Website and app data records ▸
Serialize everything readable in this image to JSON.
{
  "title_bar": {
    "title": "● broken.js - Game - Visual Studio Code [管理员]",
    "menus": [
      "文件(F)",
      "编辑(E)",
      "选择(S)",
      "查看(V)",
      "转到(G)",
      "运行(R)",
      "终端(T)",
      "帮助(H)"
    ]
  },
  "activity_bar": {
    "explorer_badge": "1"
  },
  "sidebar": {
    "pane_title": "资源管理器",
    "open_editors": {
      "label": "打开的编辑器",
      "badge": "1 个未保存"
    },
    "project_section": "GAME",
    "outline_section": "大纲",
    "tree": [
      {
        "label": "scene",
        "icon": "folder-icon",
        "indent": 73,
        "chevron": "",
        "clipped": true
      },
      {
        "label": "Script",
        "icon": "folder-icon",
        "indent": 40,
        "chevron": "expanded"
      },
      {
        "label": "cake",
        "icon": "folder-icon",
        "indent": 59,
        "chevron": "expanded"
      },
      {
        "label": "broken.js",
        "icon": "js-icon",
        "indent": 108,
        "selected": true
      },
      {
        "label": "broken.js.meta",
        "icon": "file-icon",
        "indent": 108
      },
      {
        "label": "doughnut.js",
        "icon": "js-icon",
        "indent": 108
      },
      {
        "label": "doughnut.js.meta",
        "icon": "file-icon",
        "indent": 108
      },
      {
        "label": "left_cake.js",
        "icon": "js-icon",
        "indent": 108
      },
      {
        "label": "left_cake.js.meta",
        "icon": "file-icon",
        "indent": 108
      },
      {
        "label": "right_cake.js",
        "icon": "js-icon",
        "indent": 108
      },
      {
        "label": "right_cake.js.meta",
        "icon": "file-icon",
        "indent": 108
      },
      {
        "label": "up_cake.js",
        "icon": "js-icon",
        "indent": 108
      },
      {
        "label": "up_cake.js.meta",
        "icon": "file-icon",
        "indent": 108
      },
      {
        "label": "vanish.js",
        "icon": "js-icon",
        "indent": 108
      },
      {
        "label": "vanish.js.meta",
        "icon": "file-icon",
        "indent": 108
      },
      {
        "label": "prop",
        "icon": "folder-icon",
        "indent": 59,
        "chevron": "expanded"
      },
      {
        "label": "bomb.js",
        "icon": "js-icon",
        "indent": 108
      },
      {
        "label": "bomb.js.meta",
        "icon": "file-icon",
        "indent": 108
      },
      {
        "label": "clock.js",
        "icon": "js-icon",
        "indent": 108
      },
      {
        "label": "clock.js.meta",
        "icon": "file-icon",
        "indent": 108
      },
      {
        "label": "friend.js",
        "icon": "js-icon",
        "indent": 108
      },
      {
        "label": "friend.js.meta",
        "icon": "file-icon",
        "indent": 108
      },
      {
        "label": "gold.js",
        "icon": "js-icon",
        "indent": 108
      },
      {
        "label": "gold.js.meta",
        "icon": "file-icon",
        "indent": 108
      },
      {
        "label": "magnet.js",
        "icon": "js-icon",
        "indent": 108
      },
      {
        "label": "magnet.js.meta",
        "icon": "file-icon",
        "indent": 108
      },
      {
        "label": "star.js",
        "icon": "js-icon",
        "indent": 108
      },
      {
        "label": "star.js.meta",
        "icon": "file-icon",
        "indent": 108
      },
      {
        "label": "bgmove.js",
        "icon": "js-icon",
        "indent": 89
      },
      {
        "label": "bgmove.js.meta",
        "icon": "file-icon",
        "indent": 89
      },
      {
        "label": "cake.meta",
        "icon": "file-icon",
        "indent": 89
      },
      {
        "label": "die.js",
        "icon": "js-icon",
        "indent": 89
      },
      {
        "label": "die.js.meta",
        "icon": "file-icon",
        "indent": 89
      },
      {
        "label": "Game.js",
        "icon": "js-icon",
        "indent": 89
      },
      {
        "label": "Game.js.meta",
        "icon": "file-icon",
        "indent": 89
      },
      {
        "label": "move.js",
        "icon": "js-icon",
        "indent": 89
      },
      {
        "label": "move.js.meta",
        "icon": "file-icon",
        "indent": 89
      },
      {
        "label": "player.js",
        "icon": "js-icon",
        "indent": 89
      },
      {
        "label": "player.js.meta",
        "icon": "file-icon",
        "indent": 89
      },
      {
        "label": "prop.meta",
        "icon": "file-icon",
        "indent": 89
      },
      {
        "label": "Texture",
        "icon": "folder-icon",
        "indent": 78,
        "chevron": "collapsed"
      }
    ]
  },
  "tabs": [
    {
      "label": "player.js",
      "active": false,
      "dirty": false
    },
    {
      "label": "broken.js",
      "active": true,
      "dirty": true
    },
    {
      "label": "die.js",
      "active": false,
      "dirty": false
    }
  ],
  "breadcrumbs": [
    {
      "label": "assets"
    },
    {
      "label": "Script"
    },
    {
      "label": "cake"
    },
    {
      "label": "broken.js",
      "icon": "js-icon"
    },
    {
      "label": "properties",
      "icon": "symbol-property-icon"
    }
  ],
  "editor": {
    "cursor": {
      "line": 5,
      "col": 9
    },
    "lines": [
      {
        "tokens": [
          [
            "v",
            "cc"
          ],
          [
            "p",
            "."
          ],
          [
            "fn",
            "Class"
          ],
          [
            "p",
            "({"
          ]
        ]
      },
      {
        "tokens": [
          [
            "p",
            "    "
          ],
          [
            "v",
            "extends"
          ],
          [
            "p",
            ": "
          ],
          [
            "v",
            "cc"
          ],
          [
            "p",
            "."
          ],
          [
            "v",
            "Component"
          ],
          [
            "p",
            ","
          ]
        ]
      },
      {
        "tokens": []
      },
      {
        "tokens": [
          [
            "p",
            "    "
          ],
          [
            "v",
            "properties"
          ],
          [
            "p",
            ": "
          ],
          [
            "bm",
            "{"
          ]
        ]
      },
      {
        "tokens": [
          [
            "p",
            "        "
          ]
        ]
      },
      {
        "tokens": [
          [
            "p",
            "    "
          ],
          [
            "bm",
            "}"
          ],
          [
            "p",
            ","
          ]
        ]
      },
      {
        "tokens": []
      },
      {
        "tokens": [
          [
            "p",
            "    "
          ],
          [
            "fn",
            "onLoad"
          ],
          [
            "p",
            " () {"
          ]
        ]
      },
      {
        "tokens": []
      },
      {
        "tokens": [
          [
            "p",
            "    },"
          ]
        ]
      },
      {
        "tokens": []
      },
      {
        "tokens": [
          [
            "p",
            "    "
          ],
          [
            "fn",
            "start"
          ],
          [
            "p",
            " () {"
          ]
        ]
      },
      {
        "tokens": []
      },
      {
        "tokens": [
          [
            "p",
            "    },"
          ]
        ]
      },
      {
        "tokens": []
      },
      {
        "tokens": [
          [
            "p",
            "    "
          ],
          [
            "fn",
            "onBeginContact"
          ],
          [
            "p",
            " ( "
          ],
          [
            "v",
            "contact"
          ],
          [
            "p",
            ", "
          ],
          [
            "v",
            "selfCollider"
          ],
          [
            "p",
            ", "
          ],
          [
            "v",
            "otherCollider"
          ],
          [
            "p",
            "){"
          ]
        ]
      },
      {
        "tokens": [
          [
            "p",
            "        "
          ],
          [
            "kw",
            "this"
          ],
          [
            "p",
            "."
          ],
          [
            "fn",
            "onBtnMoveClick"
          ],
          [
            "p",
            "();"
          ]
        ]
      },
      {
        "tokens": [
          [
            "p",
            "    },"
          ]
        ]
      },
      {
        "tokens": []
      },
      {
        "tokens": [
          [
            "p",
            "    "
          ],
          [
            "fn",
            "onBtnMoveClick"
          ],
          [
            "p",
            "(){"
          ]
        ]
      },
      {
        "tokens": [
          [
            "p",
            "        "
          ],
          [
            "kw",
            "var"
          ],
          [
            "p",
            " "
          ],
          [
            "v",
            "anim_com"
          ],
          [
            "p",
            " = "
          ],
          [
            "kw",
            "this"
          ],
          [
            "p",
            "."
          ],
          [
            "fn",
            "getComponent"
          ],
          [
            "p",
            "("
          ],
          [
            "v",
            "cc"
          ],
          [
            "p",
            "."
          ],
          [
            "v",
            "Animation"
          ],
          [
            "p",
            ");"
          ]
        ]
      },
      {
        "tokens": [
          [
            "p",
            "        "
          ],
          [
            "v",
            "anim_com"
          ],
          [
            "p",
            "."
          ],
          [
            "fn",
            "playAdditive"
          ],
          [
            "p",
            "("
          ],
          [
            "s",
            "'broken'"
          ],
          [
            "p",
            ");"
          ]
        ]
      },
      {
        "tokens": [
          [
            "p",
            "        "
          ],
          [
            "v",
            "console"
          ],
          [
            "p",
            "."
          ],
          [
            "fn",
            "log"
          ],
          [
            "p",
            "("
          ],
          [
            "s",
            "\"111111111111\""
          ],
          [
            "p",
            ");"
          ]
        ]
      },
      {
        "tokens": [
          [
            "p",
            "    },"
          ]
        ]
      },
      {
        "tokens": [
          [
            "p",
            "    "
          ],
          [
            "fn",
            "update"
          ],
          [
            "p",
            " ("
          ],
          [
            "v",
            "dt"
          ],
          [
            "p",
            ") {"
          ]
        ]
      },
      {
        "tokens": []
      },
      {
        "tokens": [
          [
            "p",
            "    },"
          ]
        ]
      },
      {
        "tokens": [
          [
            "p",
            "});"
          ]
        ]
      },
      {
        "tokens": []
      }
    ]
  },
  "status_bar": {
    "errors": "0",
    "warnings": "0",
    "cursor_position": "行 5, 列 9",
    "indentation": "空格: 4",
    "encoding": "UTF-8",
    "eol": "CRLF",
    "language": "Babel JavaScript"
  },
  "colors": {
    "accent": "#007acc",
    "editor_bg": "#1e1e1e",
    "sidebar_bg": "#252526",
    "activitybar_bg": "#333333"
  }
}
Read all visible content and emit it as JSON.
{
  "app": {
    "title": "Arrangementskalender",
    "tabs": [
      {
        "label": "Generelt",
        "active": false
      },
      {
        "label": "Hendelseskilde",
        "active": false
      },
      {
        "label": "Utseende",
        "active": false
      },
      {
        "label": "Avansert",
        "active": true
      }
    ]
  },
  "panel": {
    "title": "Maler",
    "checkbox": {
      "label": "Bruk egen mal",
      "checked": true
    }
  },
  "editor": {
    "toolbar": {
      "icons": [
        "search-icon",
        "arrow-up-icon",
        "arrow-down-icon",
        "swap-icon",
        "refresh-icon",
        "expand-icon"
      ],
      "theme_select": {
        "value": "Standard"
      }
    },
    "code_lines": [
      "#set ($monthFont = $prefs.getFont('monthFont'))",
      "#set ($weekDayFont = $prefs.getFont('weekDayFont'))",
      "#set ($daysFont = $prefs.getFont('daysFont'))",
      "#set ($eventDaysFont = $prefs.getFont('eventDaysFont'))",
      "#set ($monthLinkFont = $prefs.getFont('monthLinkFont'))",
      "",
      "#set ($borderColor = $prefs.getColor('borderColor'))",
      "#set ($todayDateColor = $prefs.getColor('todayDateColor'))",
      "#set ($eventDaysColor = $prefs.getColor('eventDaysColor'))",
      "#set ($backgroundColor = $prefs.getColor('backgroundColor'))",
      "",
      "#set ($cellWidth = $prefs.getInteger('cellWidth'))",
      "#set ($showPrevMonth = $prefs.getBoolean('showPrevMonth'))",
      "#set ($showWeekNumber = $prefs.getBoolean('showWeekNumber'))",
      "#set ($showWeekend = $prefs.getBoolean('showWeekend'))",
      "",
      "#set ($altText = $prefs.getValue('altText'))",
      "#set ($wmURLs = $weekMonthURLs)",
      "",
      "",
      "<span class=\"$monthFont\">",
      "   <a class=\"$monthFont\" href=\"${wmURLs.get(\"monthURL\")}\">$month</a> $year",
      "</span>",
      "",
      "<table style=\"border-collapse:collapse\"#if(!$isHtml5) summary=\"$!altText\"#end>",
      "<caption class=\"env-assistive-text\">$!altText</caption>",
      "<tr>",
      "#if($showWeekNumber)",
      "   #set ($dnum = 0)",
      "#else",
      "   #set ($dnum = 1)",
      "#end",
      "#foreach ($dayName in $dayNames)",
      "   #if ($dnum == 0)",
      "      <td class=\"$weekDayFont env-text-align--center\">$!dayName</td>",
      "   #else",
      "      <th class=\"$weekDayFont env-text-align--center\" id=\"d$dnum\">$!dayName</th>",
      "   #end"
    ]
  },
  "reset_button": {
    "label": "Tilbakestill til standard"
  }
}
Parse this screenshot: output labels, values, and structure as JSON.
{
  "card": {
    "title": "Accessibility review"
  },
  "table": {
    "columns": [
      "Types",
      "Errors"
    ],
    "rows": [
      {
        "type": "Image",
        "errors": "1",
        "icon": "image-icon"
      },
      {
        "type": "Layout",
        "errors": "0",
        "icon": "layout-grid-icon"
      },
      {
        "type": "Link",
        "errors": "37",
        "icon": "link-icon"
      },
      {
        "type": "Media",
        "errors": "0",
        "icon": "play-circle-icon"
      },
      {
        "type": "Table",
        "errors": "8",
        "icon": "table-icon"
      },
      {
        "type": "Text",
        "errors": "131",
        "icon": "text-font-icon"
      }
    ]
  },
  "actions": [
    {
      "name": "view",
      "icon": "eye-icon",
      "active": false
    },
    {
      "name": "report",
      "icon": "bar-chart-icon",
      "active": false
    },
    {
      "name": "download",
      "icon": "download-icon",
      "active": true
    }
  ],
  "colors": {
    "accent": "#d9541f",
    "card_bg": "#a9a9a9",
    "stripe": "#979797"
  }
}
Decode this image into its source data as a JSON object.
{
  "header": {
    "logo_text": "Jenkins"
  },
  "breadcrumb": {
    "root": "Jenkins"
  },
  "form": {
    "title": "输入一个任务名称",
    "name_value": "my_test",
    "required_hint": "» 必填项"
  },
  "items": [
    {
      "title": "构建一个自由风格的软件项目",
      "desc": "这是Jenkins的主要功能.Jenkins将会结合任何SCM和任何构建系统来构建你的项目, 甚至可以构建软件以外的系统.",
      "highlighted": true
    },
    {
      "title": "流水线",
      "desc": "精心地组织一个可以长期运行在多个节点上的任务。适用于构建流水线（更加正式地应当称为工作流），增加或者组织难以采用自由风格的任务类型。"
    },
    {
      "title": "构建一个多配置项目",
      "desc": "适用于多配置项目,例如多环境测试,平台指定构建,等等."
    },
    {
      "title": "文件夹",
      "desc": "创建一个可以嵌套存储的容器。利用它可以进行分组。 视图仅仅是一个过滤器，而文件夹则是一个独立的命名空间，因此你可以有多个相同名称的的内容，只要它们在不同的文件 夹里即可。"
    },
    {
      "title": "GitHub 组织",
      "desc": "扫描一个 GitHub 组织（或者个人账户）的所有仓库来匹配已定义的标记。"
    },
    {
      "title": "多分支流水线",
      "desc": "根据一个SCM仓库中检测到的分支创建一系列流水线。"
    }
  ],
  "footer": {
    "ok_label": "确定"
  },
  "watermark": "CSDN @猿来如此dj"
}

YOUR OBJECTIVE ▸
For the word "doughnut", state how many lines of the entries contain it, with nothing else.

EXPECTED OUTPUT ▸
2